### ACTION ITEM
Here are some entries. Print them exactly as they are.

·····

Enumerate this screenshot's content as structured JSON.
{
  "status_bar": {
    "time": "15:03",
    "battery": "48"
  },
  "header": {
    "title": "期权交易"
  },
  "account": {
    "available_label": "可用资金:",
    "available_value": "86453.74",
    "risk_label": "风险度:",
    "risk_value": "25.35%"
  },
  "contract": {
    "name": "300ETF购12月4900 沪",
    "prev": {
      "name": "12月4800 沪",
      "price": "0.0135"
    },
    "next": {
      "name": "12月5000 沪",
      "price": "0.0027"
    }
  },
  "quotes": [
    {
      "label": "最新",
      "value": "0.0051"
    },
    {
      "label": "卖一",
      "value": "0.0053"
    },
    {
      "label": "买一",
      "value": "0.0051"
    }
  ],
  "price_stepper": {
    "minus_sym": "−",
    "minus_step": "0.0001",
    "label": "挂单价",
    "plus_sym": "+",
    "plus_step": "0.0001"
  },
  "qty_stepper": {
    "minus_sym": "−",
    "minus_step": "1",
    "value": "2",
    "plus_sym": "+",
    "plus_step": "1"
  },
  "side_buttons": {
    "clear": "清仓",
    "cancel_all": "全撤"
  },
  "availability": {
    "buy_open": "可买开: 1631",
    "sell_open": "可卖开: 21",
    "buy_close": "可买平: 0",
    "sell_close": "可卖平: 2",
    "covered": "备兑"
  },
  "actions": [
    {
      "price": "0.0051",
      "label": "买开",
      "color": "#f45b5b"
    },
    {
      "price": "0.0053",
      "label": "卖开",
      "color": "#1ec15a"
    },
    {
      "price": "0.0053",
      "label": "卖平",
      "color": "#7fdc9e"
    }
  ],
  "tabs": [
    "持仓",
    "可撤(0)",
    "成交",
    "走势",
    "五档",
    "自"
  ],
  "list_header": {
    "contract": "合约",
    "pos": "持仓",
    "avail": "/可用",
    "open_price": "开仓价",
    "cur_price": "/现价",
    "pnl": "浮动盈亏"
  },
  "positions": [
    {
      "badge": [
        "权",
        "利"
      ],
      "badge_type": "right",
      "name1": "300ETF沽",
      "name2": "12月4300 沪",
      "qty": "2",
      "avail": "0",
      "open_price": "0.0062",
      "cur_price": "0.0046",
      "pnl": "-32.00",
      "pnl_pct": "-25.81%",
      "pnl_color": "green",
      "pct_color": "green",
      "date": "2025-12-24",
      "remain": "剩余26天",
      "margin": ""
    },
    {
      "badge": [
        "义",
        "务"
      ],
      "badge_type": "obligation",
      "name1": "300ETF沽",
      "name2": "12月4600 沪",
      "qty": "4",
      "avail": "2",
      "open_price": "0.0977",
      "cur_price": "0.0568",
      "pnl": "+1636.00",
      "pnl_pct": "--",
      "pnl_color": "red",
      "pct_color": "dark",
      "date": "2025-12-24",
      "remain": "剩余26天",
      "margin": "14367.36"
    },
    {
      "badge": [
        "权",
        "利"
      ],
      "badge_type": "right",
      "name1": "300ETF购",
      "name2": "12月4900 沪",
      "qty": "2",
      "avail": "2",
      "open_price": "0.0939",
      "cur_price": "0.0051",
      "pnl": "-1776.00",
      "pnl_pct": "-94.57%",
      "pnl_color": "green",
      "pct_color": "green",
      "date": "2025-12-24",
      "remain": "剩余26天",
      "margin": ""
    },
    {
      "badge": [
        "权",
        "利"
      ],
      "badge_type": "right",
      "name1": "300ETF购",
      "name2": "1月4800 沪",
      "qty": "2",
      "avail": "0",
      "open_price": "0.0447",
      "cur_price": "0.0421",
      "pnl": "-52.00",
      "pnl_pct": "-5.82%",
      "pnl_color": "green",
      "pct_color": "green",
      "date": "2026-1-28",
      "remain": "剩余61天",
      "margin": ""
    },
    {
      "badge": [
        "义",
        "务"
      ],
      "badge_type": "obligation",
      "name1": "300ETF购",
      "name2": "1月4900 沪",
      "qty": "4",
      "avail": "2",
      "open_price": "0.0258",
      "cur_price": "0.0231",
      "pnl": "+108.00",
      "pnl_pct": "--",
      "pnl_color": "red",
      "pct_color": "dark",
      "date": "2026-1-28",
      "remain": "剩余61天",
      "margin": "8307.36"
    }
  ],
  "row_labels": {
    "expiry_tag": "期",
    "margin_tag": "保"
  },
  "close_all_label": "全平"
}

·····

### ANSWER FOR THE TASK
Enumerate this screenshot's content as structured JSON.
{
  "status_bar": {
    "time": "15:03",
    "battery": "48"
  },
  "header": {
    "title": "期权交易"
  },
  "account": {
    "available_label": "可用资金:",
    "available_value": "86453.74",
    "risk_label": "风险度:",
    "risk_value": "25.35%"
  },
  "contract": {
    "name": "300ETF购12月4900 沪",
    "prev": {
      "name": "12月4800 沪",
      "price": "0.0135"
    },
    "next": {
      "name": "12月5000 沪",
      "price": "0.0027"
    }
  },
  "quotes": [
    {
      "label": "最新",
      "value": "0.0051"
    },
    {
      "label": "卖一",
      "value": "0.0053"
    },
    {
      "label": "买一",
      "value": "0.0051"
    }
  ],
  "price_stepper": {
    "minus_sym": "−",
    "minus_step": "0.0001",
    "label": "挂单价",
    "plus_sym": "+",
    "plus_step": "0.0001"
  },
  "qty_stepper": {
    "minus_sym": "−",
    "minus_step": "1",
    "value": "2",
    "plus_sym": "+",
    "plus_step": "1"
  },
  "side_buttons": {
    "clear": "清仓",
    "cancel_all": "全撤"
  },
  "availability": {
    "buy_open": "可买开: 1631",
    "sell_open": "可卖开: 21",
    "buy_close": "可买平: 0",
    "sell_close": "可卖平: 2",
    "covered": "备兑"
  },
  "actions": [
    {
      "price": "0.0051",
      "label": "买开",
      "color": "#f45b5b"
    },
    {
      "price": "0.0053",
      "label": "卖开",
      "color": "#1ec15a"
    },
    {
      "price": "0.0053",
      "label": "卖平",
      "color": "#7fdc9e"
    }
  ],
  "tabs": [
    "持仓",
    "可撤(0)",
    "成交",
    "走势",
    "五档",
    "自"
  ],
  "list_header": {
    "contract": "合约",
    "pos": "持仓",
    "avail": "/可用",
    "open_price": "开仓价",
    "cur_price": "/现价",
    "pnl": "浮动盈亏"
  },
  "positions": [
    {
      "badge": [
        "权",
        "利"
      ],
      "badge_type": "right",
      "name1": "300ETF沽",
      "name2": "12月4300 沪",
      "qty": "2",
      "avail": "0",
      "open_price": "0.0062",
      "cur_price": "0.0046",
      "pnl": "-32.00",
      "pnl_pct": "-25.81%",
      "pnl_color": "green",
      "pct_color": "green",
      "date": "2025-12-24",
      "remain": "剩余26天",
      "margin": ""
    },
    {
      "badge": [
        "义",
        "务"
      ],
      "badge_type": "obligation",
      "name1": "300ETF沽",
      "name2": "12月4600 沪",
      "qty": "4",
      "avail": "2",
      "open_price": "0.0977",
      "cur_price": "0.0568",
      "pnl": "+1636.00",
      "pnl_pct": "--",
      "pnl_color": "red",
      "pct_color": "dark",
      "date": "2025-12-24",
      "remain": "剩余26天",
      "margin": "14367.36"
    },
    {
      "badge": [
        "权",
        "利"
      ],
      "badge_type": "right",
      "name1": "300ETF购",
      "name2": "12月4900 沪",
      "qty": "2",
      "avail": "2",
      "open_price": "0.0939",
      "cur_price": "0.0051",
      "pnl": "-1776.00",
      "pnl_pct": "-94.57%",
      "pnl_color": "green",
      "pct_color": "green",
      "date": "2025-12-24",
      "remain": "剩余26天",
      "margin": ""
    },
    {
      "badge": [
        "权",
        "利"
      ],
      "badge_type": "right",
      "name1": "300ETF购",
      "name2": "1月4800 沪",
      "qty": "2",
      "avail": "0",
      "open_price": "0.0447",
      "cur_price": "0.0421",
      "pnl": "-52.00",
      "pnl_pct": "-5.82%",
      "pnl_color": "green",
      "pct_color": "green",
      "date": "2026-1-28",
      "remain": "剩余61天",
      "margin": ""
    },
    {
      "badge": [
        "义",
        "务"
      ],
      "badge_type": "obligation",
      "name1": "300ETF购",
      "name2": "1月4900 沪",
      "qty": "4",
      "avail": "2",
      "open_price": "0.0258",
      "cur_price": "0.0231",
      "pnl": "+108.00",
      "pnl_pct": "--",
      "pnl_color": "red",
      "pct_color": "dark",
      "date": "2026-1-28",
      "remain": "剩余61天",
      "margin": "8307.36"
    }
  ],
  "row_labels": {
    "expiry_tag": "期",
    "margin_tag": "保"
  },
  "close_all_label": "全平"
}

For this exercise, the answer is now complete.